Administrative manager Mlamleli Maseti said failure was not an option for the group.

Besides supplying Port Elizabeth export company Dynamic Commodities with sweet baby peppers, the beneficiaries pride themselves on having developed the 38ha farm into a productive operation.

They supply retailers like the Fruit and Veg and Spar groups, BC Brothers and the Uitenhage and Motherwell markets, as well as hawkers, with fresh vegetables like cabbage, spinach, carrots, green beans and beetroot.

Maseti said the secret to making the farm work was listening to the people. “You can‘t make it without the people. When we started in early 2003 the land was bare. There will always be ups and downs where many people are involved because they bring different minds and backgrounds. But we constantly remind them about the purpose of coming together. It‘s about teamwork and having a good support system.”

Maseti said Dynamic Commodities supplied the farm with sweet baby pepper seedlings, which are planted on 10ha. “The produce that we export is huge and the profit is very good. We get about R4 for 1kg, and we are looking at more than 15 tons a hectare. The sweet baby peppers are ripe and we started harvesting last week. This is agriculture and we do experience ups and downs, but generally we are doing well.”

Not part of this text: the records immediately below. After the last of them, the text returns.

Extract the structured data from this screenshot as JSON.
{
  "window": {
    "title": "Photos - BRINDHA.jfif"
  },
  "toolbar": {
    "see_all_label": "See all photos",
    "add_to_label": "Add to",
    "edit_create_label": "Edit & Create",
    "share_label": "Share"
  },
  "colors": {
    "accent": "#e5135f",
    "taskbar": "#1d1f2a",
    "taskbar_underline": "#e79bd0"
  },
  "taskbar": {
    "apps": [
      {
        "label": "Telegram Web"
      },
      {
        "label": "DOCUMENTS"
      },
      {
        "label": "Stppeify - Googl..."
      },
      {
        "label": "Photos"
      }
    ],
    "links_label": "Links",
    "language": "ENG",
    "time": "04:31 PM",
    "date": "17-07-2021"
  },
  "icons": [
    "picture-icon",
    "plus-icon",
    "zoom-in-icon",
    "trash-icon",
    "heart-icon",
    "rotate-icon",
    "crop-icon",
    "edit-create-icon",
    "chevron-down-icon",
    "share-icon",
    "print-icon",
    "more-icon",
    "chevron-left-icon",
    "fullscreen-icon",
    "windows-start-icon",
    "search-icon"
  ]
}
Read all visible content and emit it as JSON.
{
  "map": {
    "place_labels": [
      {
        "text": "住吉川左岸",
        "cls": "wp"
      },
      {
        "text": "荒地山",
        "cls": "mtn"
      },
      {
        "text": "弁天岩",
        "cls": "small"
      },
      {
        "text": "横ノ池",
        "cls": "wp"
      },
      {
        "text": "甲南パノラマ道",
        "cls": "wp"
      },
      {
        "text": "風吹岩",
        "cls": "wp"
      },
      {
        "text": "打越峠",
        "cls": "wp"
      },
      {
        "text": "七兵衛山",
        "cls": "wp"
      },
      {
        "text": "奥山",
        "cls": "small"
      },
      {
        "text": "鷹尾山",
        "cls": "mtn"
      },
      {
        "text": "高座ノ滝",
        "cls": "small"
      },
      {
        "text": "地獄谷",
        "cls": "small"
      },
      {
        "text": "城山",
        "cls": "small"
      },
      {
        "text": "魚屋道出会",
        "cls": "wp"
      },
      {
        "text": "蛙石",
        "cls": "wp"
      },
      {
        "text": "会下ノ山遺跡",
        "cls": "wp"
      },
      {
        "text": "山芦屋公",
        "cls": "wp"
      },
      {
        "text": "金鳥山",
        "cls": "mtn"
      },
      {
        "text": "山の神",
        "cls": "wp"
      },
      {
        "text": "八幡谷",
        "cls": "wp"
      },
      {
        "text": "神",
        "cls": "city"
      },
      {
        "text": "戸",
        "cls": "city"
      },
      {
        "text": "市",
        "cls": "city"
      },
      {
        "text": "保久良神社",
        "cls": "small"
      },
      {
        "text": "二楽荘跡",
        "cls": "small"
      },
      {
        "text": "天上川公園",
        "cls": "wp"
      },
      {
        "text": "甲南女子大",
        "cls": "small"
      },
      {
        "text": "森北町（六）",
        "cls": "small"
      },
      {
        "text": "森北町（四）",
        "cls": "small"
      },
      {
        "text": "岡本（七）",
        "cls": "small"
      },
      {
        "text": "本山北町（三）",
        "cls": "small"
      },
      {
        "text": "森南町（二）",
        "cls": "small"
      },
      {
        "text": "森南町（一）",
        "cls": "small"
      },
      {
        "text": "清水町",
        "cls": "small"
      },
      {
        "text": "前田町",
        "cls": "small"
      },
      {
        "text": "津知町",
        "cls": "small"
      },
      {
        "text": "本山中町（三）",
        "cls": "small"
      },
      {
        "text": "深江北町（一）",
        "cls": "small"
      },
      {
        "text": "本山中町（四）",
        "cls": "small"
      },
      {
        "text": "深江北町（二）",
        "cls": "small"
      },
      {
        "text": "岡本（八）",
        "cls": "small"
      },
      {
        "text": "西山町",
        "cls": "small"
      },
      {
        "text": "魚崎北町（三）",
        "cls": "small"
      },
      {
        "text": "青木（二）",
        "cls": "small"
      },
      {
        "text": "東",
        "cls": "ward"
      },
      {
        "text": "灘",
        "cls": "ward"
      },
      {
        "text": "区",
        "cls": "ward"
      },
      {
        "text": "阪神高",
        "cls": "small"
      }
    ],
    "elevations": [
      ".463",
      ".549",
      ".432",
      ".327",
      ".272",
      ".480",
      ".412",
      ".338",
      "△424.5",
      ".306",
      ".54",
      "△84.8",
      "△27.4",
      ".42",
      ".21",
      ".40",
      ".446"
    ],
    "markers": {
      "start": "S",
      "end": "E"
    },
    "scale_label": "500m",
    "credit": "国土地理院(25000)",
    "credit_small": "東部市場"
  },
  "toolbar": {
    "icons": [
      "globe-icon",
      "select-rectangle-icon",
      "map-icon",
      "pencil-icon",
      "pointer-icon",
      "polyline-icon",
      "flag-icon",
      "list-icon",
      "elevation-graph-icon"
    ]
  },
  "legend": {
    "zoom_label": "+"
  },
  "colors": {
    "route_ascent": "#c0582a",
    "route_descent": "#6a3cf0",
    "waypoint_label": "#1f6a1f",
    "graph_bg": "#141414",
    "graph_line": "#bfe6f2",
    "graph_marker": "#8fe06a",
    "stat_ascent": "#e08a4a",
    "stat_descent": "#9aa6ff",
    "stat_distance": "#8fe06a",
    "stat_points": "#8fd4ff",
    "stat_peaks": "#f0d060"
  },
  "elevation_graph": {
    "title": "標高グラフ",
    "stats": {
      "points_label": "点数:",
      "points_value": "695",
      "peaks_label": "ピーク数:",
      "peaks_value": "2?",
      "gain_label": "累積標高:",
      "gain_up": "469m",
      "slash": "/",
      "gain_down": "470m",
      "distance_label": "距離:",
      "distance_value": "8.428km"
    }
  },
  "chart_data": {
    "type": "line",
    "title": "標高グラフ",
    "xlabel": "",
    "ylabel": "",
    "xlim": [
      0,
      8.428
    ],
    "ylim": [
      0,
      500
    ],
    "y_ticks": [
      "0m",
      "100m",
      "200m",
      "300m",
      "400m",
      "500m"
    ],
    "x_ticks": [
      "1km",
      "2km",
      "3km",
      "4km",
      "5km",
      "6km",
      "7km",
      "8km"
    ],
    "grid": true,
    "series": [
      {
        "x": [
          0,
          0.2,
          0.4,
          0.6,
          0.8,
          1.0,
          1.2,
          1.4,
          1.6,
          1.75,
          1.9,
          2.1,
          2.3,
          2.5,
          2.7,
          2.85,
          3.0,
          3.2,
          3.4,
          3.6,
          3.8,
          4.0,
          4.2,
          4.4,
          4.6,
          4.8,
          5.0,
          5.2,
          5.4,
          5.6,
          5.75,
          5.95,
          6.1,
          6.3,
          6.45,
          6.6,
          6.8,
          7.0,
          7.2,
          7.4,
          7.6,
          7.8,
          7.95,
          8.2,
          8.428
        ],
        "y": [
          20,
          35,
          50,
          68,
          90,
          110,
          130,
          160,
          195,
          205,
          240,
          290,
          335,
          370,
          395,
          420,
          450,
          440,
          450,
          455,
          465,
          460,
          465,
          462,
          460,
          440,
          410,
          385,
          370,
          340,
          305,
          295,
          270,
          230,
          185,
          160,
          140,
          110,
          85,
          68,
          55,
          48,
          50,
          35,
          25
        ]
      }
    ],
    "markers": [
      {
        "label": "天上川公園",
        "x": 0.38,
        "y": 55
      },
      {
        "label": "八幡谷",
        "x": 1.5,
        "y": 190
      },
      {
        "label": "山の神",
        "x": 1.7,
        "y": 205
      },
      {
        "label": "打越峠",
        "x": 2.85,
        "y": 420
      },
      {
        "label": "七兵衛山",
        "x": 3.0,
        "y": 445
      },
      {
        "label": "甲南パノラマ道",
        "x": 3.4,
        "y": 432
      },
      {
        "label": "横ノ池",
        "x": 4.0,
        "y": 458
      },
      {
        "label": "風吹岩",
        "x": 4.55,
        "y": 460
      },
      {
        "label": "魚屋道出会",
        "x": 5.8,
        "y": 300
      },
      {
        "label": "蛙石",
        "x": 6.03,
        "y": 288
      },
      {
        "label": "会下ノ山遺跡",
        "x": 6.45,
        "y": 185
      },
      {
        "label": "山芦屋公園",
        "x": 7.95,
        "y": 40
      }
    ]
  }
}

However, he said the crop had not done quite as well last year, when it was piloted for the first time on 5ha after they had entered into an agreement with Dynamic Commodities.

“It was trial and error last year. In the end we managed to break even – we made a little profit. We made mistakes but we have learned.”

Maseti said the farm employed about 50 permanent staff, which escalated to more than 200 people during harvesting season.

He said the farm‘s success was due to the Nelson Mandela Bay municipality, which leases the land to the group, and to other role players like the Uitenhage-Dispatch Development Initiative, VWSA and the Eastern Cape agriculture department, which assisted in various ways.

VWSA donated about R3- million, which the farm accesses in stages. The agriculture department assisted with farming implements, including a tractor, fencing and irrigation infrastructure, while UDDI provided project management expertise.

UDDI project manager Sandile Adam said the farm was divided into two phases. The 20ha first phase is for conventional farming of vegetables like carrots, tomatoes, sweet baby peppers, spinach and beetroot, under drip irrigation.

Phase2 involves organic and greenhouse farming. “We will have high-value crops like tomatoes and cucumbers in greenhouses on about 18ha. We are already putting up fencing and irrigation systems.”